Samsung dominated the smartwatch game in 2013, controlling 34 percent of the $700 million market, according to Forbes. The next closest competitor was Nike, with a nine percent share. Unlike Apple Watch and most of Samsung’s products, Nike’s smartwatch is marketed solely as a fitness tool.
But Apple has been here before and produced products that have since become commonplace.
Hughes pointed to the iPhone’s breakthrough in the mid-2000s, noting the impact its built-in camera had on photojournalism.
“Just the fact that everybody has a camera on them and the camera is connected to the Internet and you can share information with it certainly has changed the way we share information as a society, whether it’s through traditional forms of journalism or newer ways of doing it,” Hughes said.
Some news organizations, such as CNN, have already taken dives into the smartwatch market.
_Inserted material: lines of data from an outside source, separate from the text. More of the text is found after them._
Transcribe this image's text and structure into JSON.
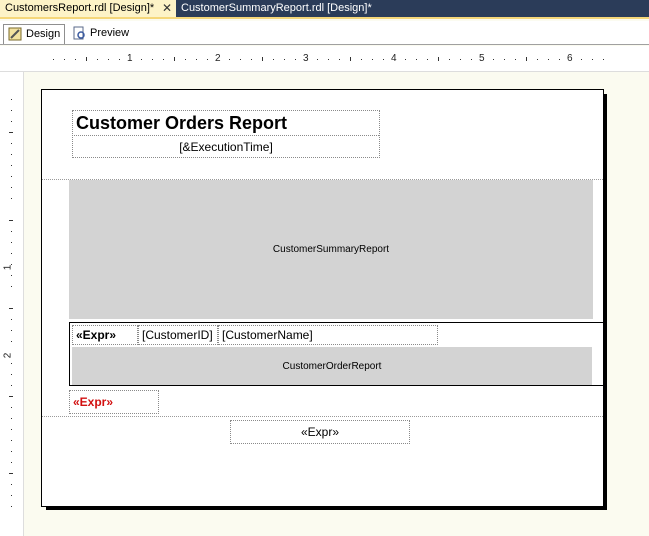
{
  "tabs": [
    {
      "label": "CustomersReport.rdl [Design]*",
      "active": true
    },
    {
      "label": "CustomerSummaryReport.rdl [Design]*",
      "active": false
    }
  ],
  "view_tabs": {
    "design": "Design",
    "preview": "Preview"
  },
  "ruler": {
    "horizontal": [
      "1",
      "2",
      "3",
      "4",
      "5",
      "6"
    ],
    "vertical": [
      "1",
      "2"
    ]
  },
  "report": {
    "title": "Customer Orders Report",
    "execution_time": "[&ExecutionTime]",
    "summary_subreport": "CustomerSummaryReport",
    "row_expr": "«Expr»",
    "customer_id": "[CustomerID]",
    "customer_name": "[CustomerName]",
    "order_subreport": "CustomerOrderReport",
    "red_expr": "«Expr»",
    "footer_expr": "«Expr»"
  },
  "colors": {
    "tab_bar": "#2b3c59",
    "active_tab": "#fdf3c7",
    "canvas": "#fbfbf0",
    "subreport_fill": "#d3d3d3",
    "expr_red": "#d21010"
  }
}
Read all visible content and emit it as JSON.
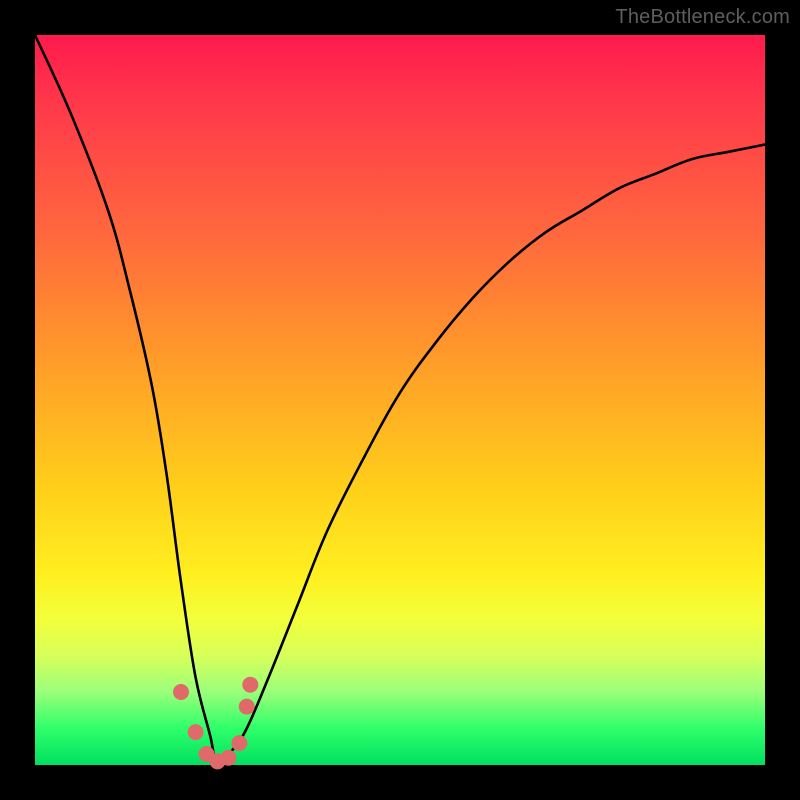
{
  "watermark": "TheBottleneck.com",
  "chart_data": {
    "type": "line",
    "title": "",
    "xlabel": "",
    "ylabel": "",
    "xlim": [
      0,
      100
    ],
    "ylim": [
      0,
      100
    ],
    "series": [
      {
        "name": "bottleneck-curve",
        "x": [
          0,
          5,
          10,
          13,
          16,
          18,
          20,
          22,
          24,
          25,
          27,
          29,
          32,
          36,
          40,
          45,
          50,
          55,
          60,
          65,
          70,
          75,
          80,
          85,
          90,
          95,
          100
        ],
        "y": [
          100,
          89,
          76,
          65,
          52,
          40,
          25,
          12,
          4,
          0,
          2,
          5,
          12,
          22,
          32,
          42,
          51,
          58,
          64,
          69,
          73,
          76,
          79,
          81,
          83,
          84,
          85
        ]
      }
    ],
    "markers": {
      "name": "highlighted-points",
      "points": [
        {
          "x": 20.0,
          "y": 10.0
        },
        {
          "x": 22.0,
          "y": 4.5
        },
        {
          "x": 23.5,
          "y": 1.5
        },
        {
          "x": 25.0,
          "y": 0.5
        },
        {
          "x": 26.5,
          "y": 1.0
        },
        {
          "x": 28.0,
          "y": 3.0
        },
        {
          "x": 29.0,
          "y": 8.0
        },
        {
          "x": 29.5,
          "y": 11.0
        }
      ],
      "color": "#e06a6a",
      "radius_px": 8
    },
    "gradient_stops": [
      {
        "pct": 0,
        "color": "#ff1a4d"
      },
      {
        "pct": 28,
        "color": "#ff6a3d"
      },
      {
        "pct": 62,
        "color": "#ffcf1a"
      },
      {
        "pct": 85,
        "color": "#d8ff5a"
      },
      {
        "pct": 100,
        "color": "#00e060"
      }
    ]
  }
}
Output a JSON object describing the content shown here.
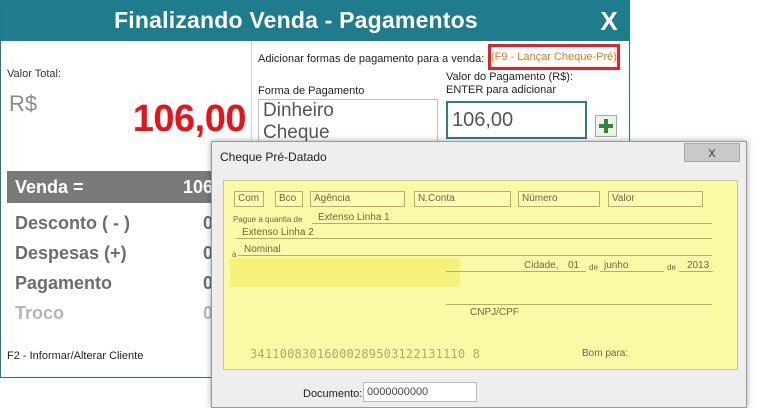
{
  "main_window": {
    "title": "Finalizando Venda - Pagamentos",
    "close_label": "X",
    "valor_total_label": "Valor Total:",
    "currency": "R$",
    "valor_total": "106,00",
    "summary": {
      "venda_label": "Venda =",
      "venda_value": "106",
      "rows": [
        {
          "label": "Desconto ( - )",
          "value": "0"
        },
        {
          "label": "Despesas (+)",
          "value": "0"
        },
        {
          "label": "Pagamento",
          "value": "0"
        },
        {
          "label": "Troco",
          "value": "0"
        }
      ]
    },
    "f2_hint": "F2 - Informar/Alterar Cliente",
    "adicionar_label": "Adicionar formas de pagamento para a venda:",
    "f9_button": "(F9 - Lançar Cheque-Pré)",
    "forma_label": "Forma de Pagamento",
    "valor_pagamento_label_1": "Valor do Pagamento (R$):",
    "valor_pagamento_label_2": "ENTER para adicionar",
    "formas": [
      "Dinheiro",
      "Cheque"
    ],
    "valor_pagamento": "106,00",
    "colors": {
      "title_bar": "#1f7c8c",
      "total": "#e8121a",
      "f9_border": "#e32127",
      "f9_text": "#e8771a"
    }
  },
  "cheque_dialog": {
    "title": "Cheque Pré-Datado",
    "close_label": "x",
    "fields": {
      "com": "Com",
      "bco": "Bco",
      "agencia": "Agência",
      "nconta": "N.Conta",
      "numero": "Número",
      "valor": "Valor"
    },
    "pague_label": "Pague a quantia de",
    "extenso_1": "Extenso Linha 1",
    "extenso_2": "Extenso Linha 2",
    "a_label": "a",
    "nominal": "Nominal",
    "cidade": "Cidade,",
    "dia": "01",
    "de1": "de",
    "mes": "junho",
    "de2": "de",
    "ano": "2013",
    "cnpj_label": "CNPJ/CPF",
    "micr": "34110083016000289503122131110 8",
    "bom_para": "Bom para:",
    "documento_label": "Documento:",
    "documento_value": "0000000000",
    "colors": {
      "cheque_bg": "#fafaa6",
      "highlight": "#f7f27a"
    }
  }
}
CNN’s mobile app supports Samsung Gear and other smartwatches that are compatible with certain Android phones. The watch face displays “very annotated headlines,” which the wearer can click to open the full article on his or her phone, said John Hashimoto, senior director of product management at CNN digital.
Hashimoto said CNN hopes to develop an app for the Apple Watch similar to one it made for Android smartphones, though he declined to specify which features the Apple version might include.
“We’re actively reviewing WatchKit now – and so far, we’re excited about the functional capabilities of the Watch as a way of delivering news in new ways,” Hashimoto said via email.
At its launch event, Apple provided glimpses of how apps like Twitter, Facebook, Pinterest and MLB.com would look on its forthcoming watch. Think tiny, stripped-down versions of smartphone iterations.
The Twitter application shown by Apple Vice President of Technology Kevin Lynch, for example, allowed him to read through his timeline, reply to or retweet tweets, and even compose an original tweet without taking his phone out of his pocket.
Getting News on a Smartwatch
Some are wondering how watch users will manage the flood of information they are already getting on their phones and desktops as it moves to their wrists.
Larger news organizations may initially dominate news delivery to watches because they have the resources to expand into the untested market, said Roger Fidler, program director for digital publishing for Reynolds Journalism Institute, a University of Missouri-based organization that tests and studies innovation in journalism.
“It appears to me that most of the early development will be by companies that already have apps for smartphones and tablets, and (are) trying to figure out how they can integrate that with the smartwatches,” Fidler said.
Sports, weather and financial news organizations in particular might be best positioned to succeed on the watch because the information they provide is “high-value,” he added.
Missouri’s Slivka said he sees plenty of potential for the Apple Watch to impact journalism, though perhaps not right away. “I know that we’re not there yet,” he added.